Electricity, natural gas and hydrogen were showcased as alternative transportation fuels during last month’s National Clean Energy Summit 6.0 at Mandalay Bay Convention Center.
MGM Resorts International unveiled the newest addition to its transportation fleets at Aria and Bellagio, a Cadillac Escalade that had been converted to operate on compressed natural gas rather than gasoline. The Escalade engine was converted by World CNG from Spokane, Wash. World CNG has provided CNG conversion services for other Southern Nevada clients, including Bell Transportation’s taxi and limousine fleet, as well as Zappos.
MGM Resorts International previously used CNG fuel for its CityCenter fleet. Three years ago, the company installed a CNG refueling station on Industrial Road that is available to the public.
Hydrogen is another alternative fuel that was showcased by Toyota Motor Co. during the summit. The company exhibited an advanced fuel-cell hybrid vehicle. The model FCHV-adv is fueled by compressed hydrogen and oxygen.
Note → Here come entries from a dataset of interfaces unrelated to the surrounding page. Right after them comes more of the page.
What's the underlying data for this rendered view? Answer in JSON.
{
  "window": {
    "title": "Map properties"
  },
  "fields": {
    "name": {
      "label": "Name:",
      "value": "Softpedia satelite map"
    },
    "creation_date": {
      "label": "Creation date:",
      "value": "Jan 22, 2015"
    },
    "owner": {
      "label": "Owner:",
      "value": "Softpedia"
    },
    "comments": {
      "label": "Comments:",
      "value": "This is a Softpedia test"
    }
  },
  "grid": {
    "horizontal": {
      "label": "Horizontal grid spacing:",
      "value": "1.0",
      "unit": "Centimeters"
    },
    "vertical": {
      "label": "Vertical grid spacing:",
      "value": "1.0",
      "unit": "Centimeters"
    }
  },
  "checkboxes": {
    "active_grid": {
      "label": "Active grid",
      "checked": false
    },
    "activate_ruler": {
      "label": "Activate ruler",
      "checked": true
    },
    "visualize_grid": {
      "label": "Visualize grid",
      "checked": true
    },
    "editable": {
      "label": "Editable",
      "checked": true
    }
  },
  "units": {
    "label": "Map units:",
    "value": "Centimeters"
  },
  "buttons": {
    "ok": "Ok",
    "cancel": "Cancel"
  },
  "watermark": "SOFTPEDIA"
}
Like the Toyota Prius Synergy hybrid drive train, the fuel cell in the Toyota FCHV-adv hybrid supplements a large nickel-metal hydride battery pack to provide power to the vehicle’s electric motor. The NiMH traction battery pack can drive the electric motor 31 miles before the fuel cell takes over to generate electricity. The fuel cell maintains the capacity of the battery pack while also supplying supplemental electric power to the drive train.
A 13-pound tank of compressed hydrogen gas, along with compressed ambient oxygen from the surrounding air, can extend the electric-only range of the battery pack to as much as 430 miles for cross-country trips. The only emissions are water vapor.
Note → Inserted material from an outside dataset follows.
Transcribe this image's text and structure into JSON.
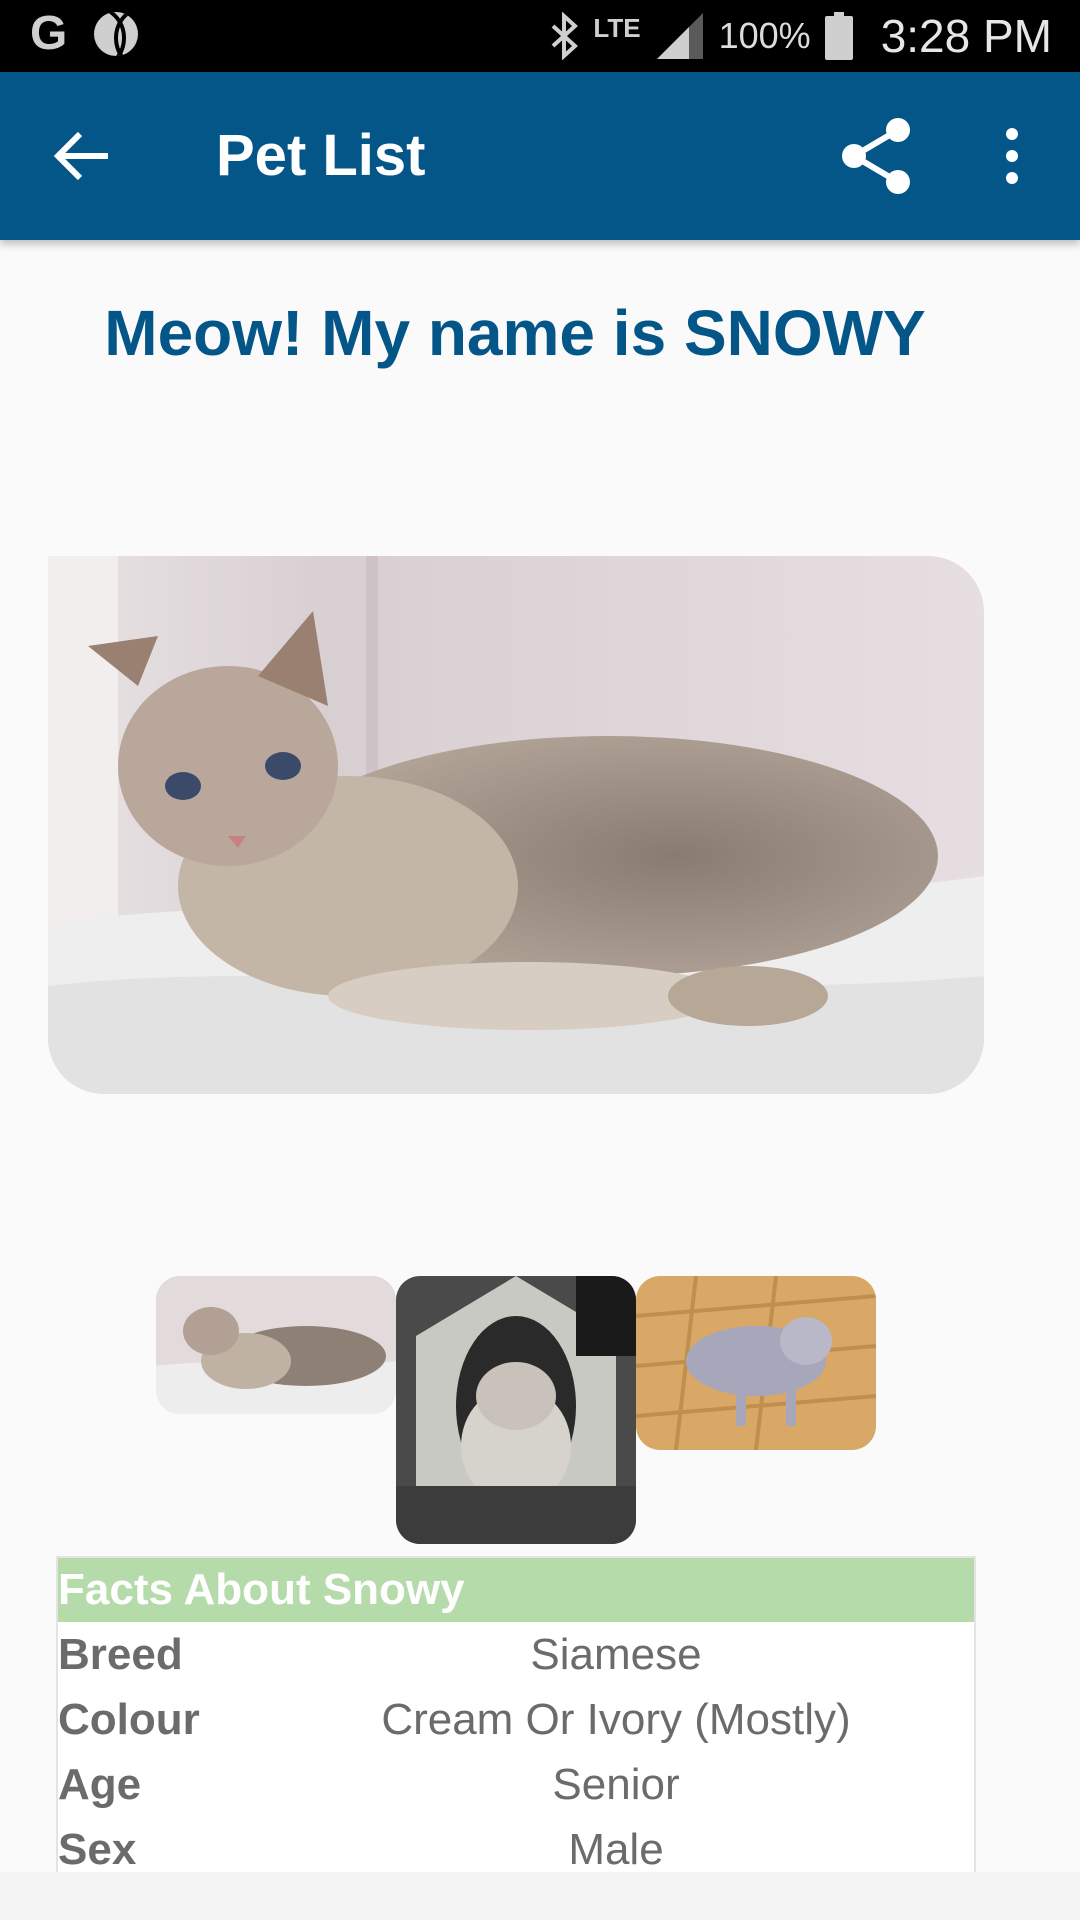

However, like CNG, electricity and other alternative fuels, refueling stations and support infrastructure must be established across the country in order to make hydrogen-fuel cell vehicles viable during the next decade.
Toyota representatives said the company plans to introduce a production vehicle with FCHV technology during the 2015 model year.
Xtreme Green Products of North Las Vegas exhibited its electric utility vehicles during the event and was visited by Ernest Moniz, secretary of the Department of Energy. Neil and Claire Roth have built their startup company one vehicle at a time during the past five years with the support of investor Byron Georgiou. The entrepreneurs began by creating rugged all-terrain electric vehicles.
Xtreme Green Products produced electric utility-task vehicles, motorcycles and specialized one-man police vehicles for patrolling crowded areas such as airports, shopping malls and urban streets. The company began shipping its vehicles outside the United States during 2012.
At the end of the month, electric car owners will gather in more than 100 U.S. cities to stage a National Plug-In Day event that will celebrate the freedom of driving with electric power. In Las Vegas, the local EV community will convene from 10 a.m. to 4 p.m. Sept. 29 in the parking lot of the NV Energy corporate office, 6226 W. Sahara Ave.
The Las Vegas Electric Vehicle Association will exhibit electric vehicle conversions. These electric cars were once gasoline-powered vehicles whose internal combustion engines and drive trains have been replaced by electric motor drive trains, powered by a large battery pack.
For more information about National Plug-In Day, visit the event’s website at: www.pluginday.org.
Stan Hanel has worked in the electronics industry for more than 30 years and is a longtime member of the Electric Auto Association and the Las Vegas Electric Vehicle Association. Contact him at firstname.lastname@example.org.